### What is being asked
Every entry that follows should be repeated exactly; drop the images.

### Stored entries
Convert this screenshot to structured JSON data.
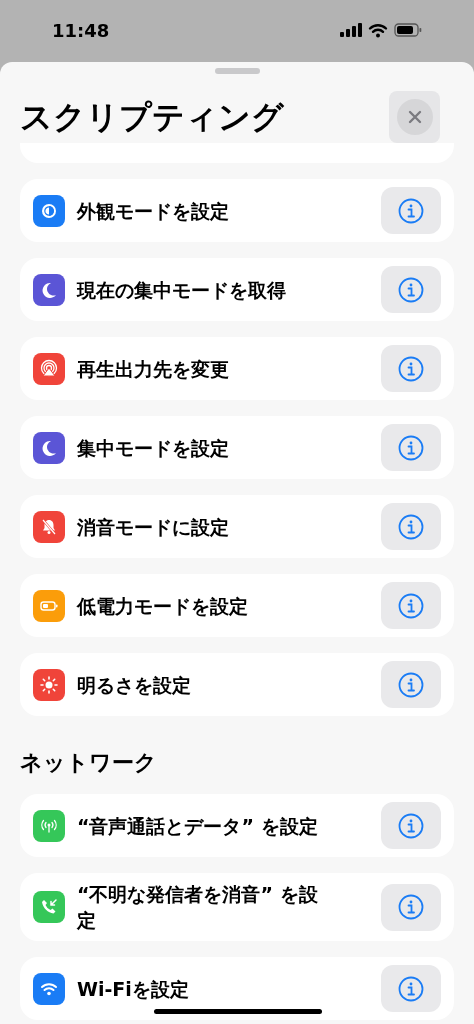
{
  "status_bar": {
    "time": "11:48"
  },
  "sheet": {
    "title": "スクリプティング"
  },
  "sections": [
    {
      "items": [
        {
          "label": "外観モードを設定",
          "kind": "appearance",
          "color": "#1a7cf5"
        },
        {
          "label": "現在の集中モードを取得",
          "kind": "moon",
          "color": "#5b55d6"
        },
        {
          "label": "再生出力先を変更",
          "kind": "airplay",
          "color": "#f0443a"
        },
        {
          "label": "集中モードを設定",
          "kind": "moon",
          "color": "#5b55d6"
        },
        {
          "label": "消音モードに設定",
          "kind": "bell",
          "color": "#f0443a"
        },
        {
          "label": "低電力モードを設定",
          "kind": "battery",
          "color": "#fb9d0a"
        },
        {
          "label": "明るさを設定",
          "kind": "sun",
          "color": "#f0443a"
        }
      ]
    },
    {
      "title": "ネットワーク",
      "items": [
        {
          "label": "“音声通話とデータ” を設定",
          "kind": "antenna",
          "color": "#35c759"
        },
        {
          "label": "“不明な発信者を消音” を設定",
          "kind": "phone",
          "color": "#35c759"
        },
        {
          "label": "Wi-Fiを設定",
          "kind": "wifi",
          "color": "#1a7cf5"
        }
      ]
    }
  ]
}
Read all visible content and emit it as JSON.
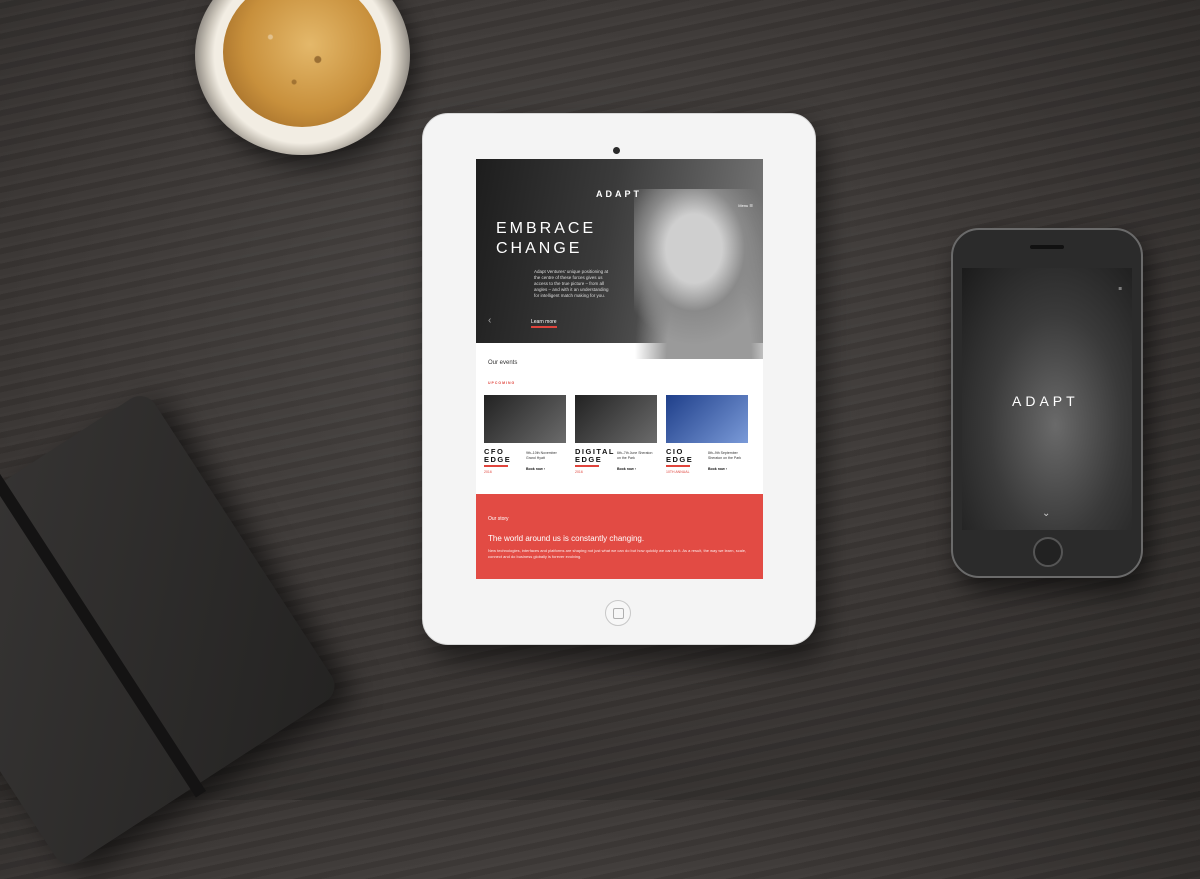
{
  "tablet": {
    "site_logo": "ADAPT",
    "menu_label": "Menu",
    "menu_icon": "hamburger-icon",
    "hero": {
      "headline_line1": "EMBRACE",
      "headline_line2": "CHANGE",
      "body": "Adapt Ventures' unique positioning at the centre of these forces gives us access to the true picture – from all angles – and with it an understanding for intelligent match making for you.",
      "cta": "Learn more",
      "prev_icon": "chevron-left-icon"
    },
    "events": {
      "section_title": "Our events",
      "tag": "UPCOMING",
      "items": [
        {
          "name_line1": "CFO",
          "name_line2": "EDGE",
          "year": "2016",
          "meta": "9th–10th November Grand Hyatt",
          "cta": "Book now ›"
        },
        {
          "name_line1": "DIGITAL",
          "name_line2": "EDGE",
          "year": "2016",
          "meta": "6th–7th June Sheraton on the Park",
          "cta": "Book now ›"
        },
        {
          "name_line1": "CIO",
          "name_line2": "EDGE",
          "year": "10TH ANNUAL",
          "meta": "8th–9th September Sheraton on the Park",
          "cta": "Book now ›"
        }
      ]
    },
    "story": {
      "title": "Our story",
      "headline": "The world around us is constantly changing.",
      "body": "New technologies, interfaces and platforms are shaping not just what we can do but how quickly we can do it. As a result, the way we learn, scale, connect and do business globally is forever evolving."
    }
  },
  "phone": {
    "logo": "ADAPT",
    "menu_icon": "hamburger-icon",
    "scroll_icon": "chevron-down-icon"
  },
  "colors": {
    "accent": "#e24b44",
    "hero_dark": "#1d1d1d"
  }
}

### Answer space
Convert this screenshot to structured JSON data.
{
  "status_bar": {
    "time": "11:48"
  },
  "sheet": {
    "title": "スクリプティング"
  },
  "sections": [
    {
      "items": [
        {
          "label": "外観モードを設定",
          "kind": "appearance",
          "color": "#1a7cf5"
        },
        {
          "label": "現在の集中モードを取得",
          "kind": "moon",
          "color": "#5b55d6"
        },
        {
          "label": "再生出力先を変更",
          "kind": "airplay",
          "color": "#f0443a"
        },
        {
          "label": "集中モードを設定",
          "kind": "moon",
          "color": "#5b55d6"
        },
        {
          "label": "消音モードに設定",
          "kind": "bell",
          "color": "#f0443a"
        },
        {
          "label": "低電力モードを設定",
          "kind": "battery",
          "color": "#fb9d0a"
        },
        {
          "label": "明るさを設定",
          "kind": "sun",
          "color": "#f0443a"
        }
      ]
    },
    {
      "title": "ネットワーク",
      "items": [
        {
          "label": "“音声通話とデータ” を設定",
          "kind": "antenna",
          "color": "#35c759"
        },
        {
          "label": "“不明な発信者を消音” を設定",
          "kind": "phone",
          "color": "#35c759"
        },
        {
          "label": "Wi-Fiを設定",
          "kind": "wifi",
          "color": "#1a7cf5"
        }
      ]
    }
  ]
}
Read all visible content and emit it as JSON.
{
  "tablet": {
    "site_logo": "ADAPT",
    "menu_label": "Menu",
    "menu_icon": "hamburger-icon",
    "hero": {
      "headline_line1": "EMBRACE",
      "headline_line2": "CHANGE",
      "body": "Adapt Ventures' unique positioning at the centre of these forces gives us access to the true picture – from all angles – and with it an understanding for intelligent match making for you.",
      "cta": "Learn more",
      "prev_icon": "chevron-left-icon"
    },
    "events": {
      "section_title": "Our events",
      "tag": "UPCOMING",
      "items": [
        {
          "name_line1": "CFO",
          "name_line2": "EDGE",
          "year": "2016",
          "meta": "9th–10th November Grand Hyatt",
          "cta": "Book now ›"
        },
        {
          "name_line1": "DIGITAL",
          "name_line2": "EDGE",
          "year": "2016",
          "meta": "6th–7th June Sheraton on the Park",
          "cta": "Book now ›"
        },
        {
          "name_line1": "CIO",
          "name_line2": "EDGE",
          "year": "10TH ANNUAL",
          "meta": "8th–9th September Sheraton on the Park",
          "cta": "Book now ›"
        }
      ]
    },
    "story": {
      "title": "Our story",
      "headline": "The world around us is constantly changing.",
      "body": "New technologies, interfaces and platforms are shaping not just what we can do but how quickly we can do it. As a result, the way we learn, scale, connect and do business globally is forever evolving."
    }
  },
  "phone": {
    "logo": "ADAPT",
    "menu_icon": "hamburger-icon",
    "scroll_icon": "chevron-down-icon"
  },
  "colors": {
    "accent": "#e24b44",
    "hero_dark": "#1d1d1d"
  }
}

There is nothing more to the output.